» **Raw data**:
#####

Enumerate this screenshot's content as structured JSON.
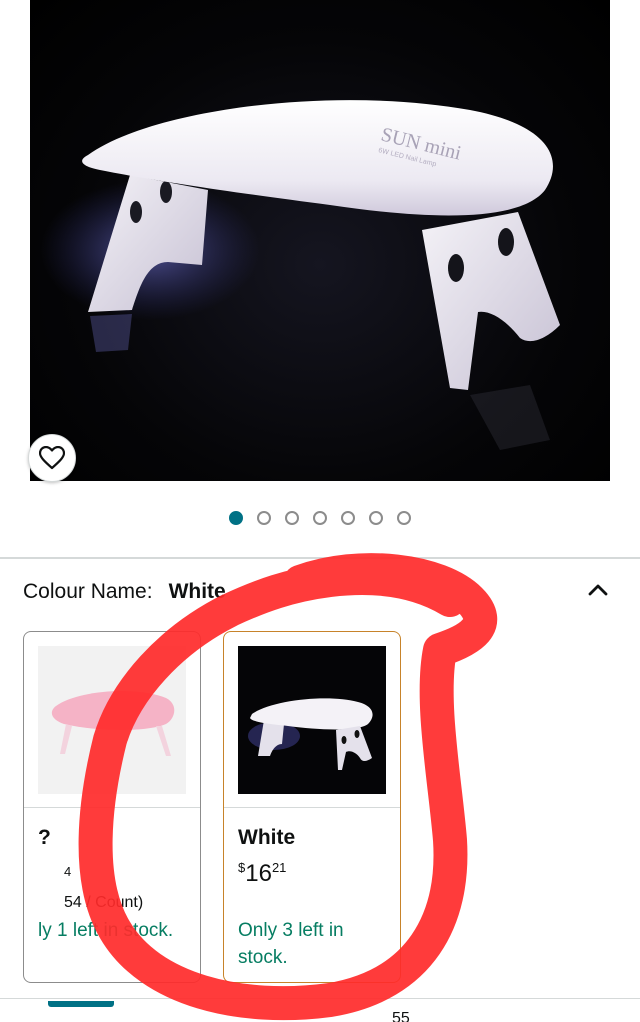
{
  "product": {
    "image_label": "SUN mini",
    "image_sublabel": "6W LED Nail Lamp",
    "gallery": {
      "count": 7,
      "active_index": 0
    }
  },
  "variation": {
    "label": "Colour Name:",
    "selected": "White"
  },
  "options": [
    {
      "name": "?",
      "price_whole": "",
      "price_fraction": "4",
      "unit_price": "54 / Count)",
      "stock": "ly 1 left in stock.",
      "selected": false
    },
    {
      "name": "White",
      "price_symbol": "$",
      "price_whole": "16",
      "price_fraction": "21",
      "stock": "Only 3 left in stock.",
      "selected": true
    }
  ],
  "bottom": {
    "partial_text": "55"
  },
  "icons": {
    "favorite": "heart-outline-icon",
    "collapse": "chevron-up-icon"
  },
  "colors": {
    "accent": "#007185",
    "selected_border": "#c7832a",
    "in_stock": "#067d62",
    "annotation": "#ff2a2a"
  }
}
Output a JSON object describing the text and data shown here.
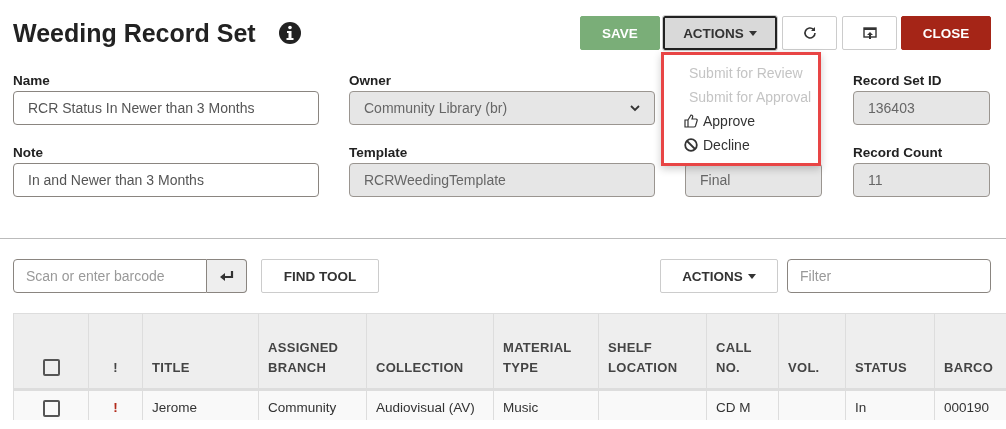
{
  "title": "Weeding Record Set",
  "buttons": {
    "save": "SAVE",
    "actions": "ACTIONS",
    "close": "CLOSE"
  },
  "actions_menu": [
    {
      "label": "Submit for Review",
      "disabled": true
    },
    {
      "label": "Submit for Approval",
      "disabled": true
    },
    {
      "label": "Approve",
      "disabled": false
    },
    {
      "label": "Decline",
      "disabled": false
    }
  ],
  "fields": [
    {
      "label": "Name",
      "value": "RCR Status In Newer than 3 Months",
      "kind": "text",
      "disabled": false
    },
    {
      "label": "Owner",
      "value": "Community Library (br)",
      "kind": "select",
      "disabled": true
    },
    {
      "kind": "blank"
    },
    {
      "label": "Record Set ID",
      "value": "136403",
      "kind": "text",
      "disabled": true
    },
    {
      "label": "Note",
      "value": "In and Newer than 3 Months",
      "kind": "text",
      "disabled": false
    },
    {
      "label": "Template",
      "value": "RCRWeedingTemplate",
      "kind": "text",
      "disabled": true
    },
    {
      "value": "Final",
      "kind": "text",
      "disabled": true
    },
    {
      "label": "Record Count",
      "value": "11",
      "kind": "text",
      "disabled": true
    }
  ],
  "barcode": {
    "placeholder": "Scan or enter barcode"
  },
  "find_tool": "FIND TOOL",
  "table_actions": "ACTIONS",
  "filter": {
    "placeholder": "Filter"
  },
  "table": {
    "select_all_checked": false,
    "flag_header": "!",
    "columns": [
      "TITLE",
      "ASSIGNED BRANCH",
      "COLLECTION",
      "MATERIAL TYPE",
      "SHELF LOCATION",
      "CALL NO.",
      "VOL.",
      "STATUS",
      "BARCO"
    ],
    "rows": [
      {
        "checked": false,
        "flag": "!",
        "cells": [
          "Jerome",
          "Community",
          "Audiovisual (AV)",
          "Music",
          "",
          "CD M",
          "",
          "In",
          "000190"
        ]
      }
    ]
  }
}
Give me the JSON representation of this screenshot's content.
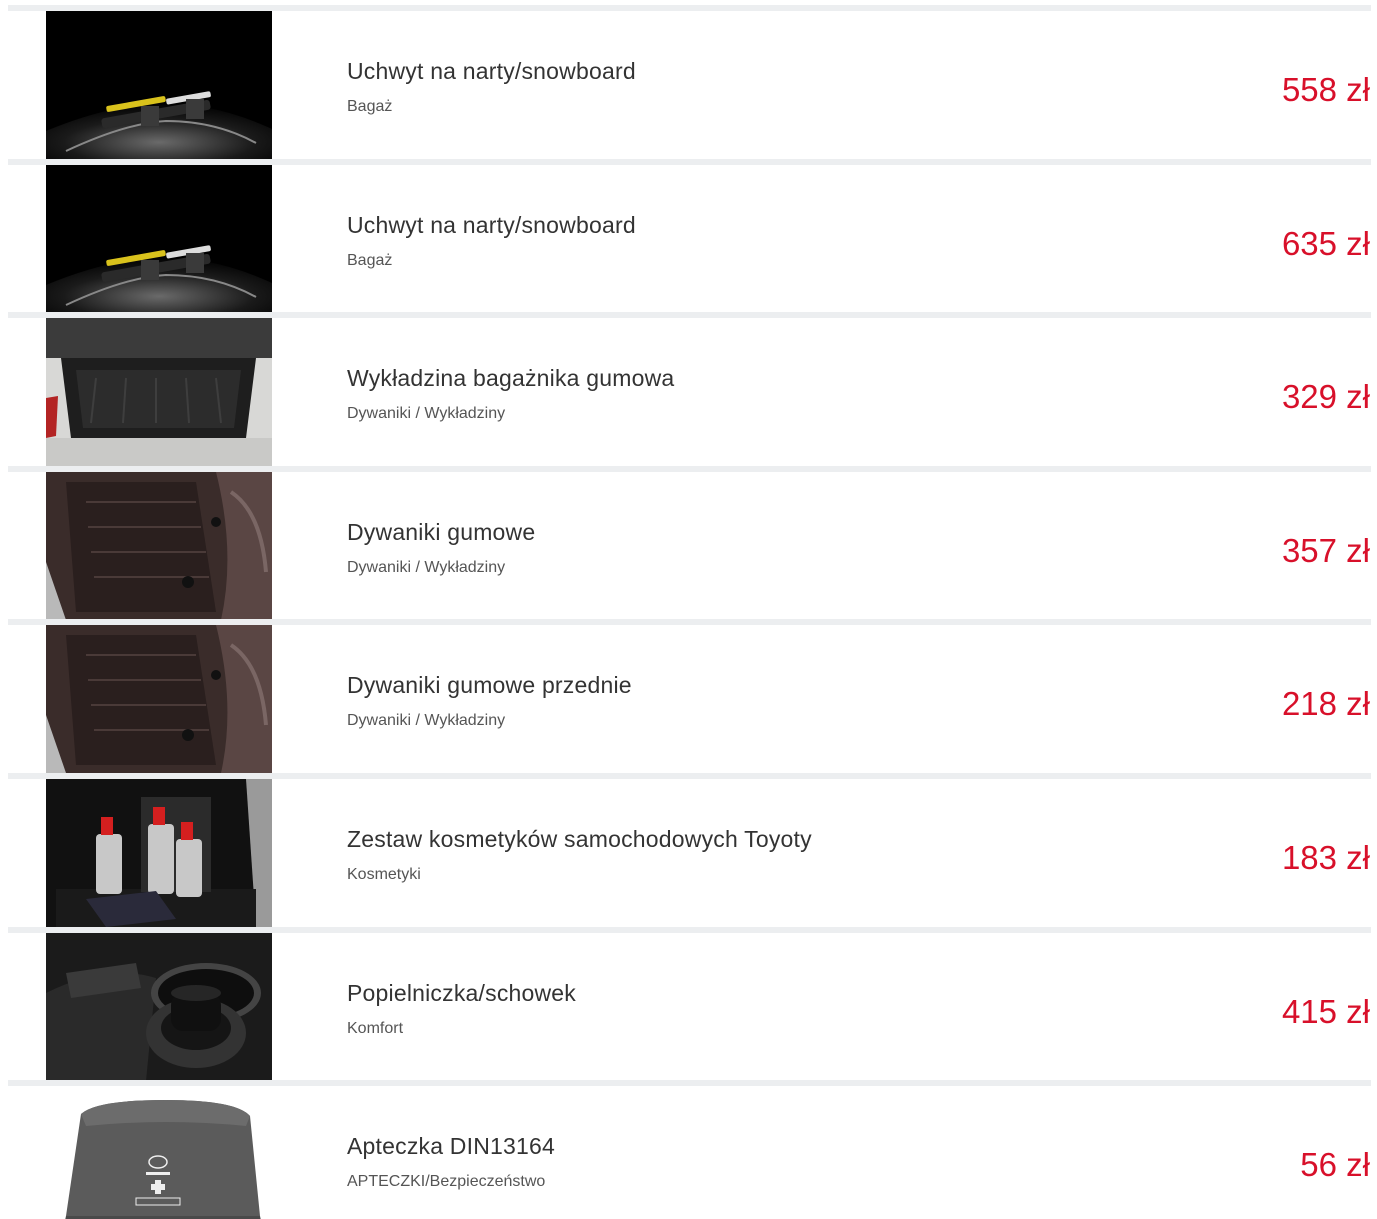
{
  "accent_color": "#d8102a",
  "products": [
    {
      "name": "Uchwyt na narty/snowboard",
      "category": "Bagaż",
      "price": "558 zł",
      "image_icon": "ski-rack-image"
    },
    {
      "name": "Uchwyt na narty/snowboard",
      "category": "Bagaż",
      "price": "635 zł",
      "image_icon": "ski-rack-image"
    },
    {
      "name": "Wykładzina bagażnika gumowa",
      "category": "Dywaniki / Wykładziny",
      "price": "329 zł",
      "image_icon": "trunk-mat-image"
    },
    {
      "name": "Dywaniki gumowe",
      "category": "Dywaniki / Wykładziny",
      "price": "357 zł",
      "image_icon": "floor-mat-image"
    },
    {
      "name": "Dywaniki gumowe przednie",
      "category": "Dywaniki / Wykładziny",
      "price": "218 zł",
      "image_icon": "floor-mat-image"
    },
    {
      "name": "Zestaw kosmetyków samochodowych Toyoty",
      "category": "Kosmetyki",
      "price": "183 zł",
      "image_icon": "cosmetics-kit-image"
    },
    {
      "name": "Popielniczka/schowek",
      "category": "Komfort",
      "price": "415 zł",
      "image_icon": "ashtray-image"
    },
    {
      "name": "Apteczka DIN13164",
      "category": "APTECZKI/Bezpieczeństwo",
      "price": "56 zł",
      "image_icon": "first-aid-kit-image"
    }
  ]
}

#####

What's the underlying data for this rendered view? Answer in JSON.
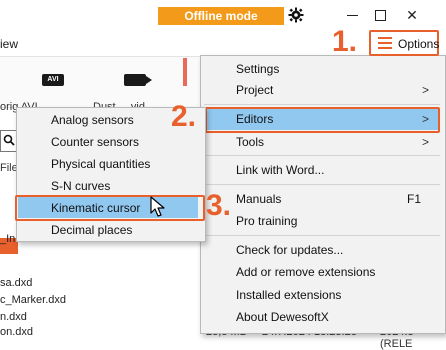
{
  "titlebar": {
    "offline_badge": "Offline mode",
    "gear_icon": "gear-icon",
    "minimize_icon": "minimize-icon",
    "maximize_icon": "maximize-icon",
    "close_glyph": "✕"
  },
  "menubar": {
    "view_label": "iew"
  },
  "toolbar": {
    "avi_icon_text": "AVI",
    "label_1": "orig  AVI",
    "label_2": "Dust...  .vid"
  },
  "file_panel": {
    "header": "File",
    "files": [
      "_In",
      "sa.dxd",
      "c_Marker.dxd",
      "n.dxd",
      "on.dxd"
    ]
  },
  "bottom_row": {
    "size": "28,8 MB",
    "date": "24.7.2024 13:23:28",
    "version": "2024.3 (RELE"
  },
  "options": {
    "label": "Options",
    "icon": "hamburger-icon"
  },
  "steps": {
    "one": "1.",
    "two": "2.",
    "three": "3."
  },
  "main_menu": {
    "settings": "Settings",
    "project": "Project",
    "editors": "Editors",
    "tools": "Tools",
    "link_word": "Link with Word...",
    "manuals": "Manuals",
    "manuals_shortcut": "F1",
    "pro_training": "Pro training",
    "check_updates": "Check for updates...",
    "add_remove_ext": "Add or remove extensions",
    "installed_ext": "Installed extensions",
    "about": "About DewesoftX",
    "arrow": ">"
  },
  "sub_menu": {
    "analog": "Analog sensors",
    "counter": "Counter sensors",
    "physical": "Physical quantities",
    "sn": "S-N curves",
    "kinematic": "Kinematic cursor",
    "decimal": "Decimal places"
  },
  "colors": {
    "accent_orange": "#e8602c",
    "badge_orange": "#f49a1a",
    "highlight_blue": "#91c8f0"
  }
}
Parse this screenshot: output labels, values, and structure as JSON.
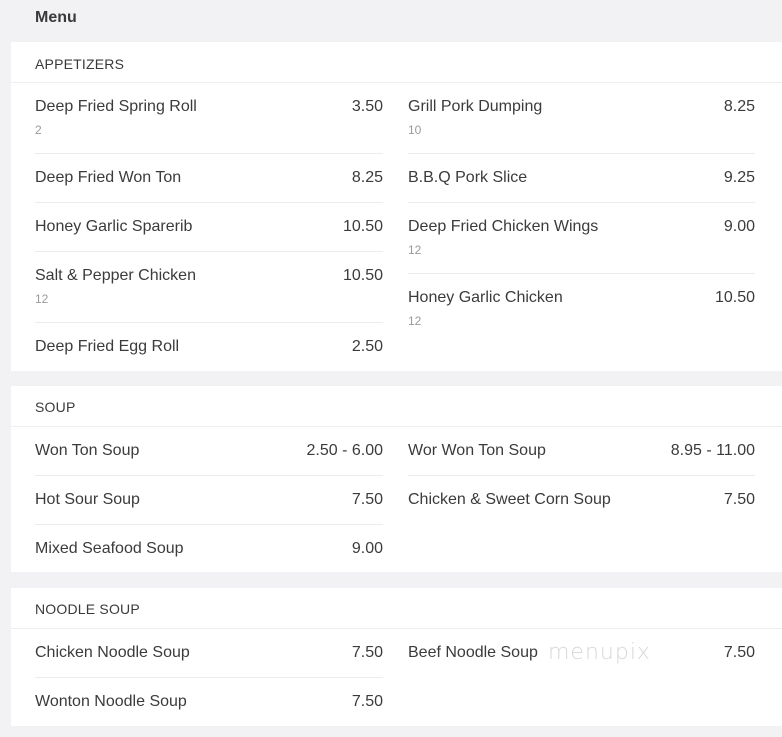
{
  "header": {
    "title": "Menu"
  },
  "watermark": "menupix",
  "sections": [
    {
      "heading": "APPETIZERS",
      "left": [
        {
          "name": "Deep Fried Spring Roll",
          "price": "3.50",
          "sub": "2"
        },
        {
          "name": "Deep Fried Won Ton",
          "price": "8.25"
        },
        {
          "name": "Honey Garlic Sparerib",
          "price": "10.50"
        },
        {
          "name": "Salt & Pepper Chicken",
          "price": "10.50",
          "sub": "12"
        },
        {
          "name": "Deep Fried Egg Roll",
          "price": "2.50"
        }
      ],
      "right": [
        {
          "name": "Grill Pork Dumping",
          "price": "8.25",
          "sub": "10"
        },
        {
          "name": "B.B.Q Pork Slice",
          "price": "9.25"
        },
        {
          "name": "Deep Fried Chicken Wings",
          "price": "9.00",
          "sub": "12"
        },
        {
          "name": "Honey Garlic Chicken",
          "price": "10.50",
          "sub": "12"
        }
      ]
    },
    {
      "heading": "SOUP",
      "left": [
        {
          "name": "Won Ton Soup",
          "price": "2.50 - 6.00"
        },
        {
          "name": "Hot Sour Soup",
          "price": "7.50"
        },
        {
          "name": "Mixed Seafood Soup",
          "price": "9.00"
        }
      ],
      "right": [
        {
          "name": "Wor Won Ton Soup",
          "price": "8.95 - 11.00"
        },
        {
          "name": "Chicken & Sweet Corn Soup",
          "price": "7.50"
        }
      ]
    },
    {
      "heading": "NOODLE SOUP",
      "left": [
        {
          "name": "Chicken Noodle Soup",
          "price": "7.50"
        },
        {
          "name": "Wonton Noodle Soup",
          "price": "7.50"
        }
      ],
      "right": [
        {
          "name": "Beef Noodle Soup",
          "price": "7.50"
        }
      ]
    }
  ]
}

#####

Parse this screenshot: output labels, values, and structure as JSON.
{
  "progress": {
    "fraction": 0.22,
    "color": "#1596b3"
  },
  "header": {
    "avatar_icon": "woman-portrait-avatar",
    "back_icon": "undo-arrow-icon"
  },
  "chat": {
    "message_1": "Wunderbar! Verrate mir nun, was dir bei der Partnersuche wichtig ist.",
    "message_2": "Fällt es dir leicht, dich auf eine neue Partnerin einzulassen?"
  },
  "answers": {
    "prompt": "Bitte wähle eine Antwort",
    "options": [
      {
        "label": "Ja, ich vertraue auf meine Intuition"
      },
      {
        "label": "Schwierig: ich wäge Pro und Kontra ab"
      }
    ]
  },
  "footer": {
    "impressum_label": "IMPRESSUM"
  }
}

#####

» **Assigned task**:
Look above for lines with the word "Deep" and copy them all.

» **Response to this exercise**:
          "name": "Deep Fried Spring Roll",
          "name": "Deep Fried Won Ton",
          "name": "Deep Fried Egg Roll",
          "name": "Deep Fried Chicken Wings",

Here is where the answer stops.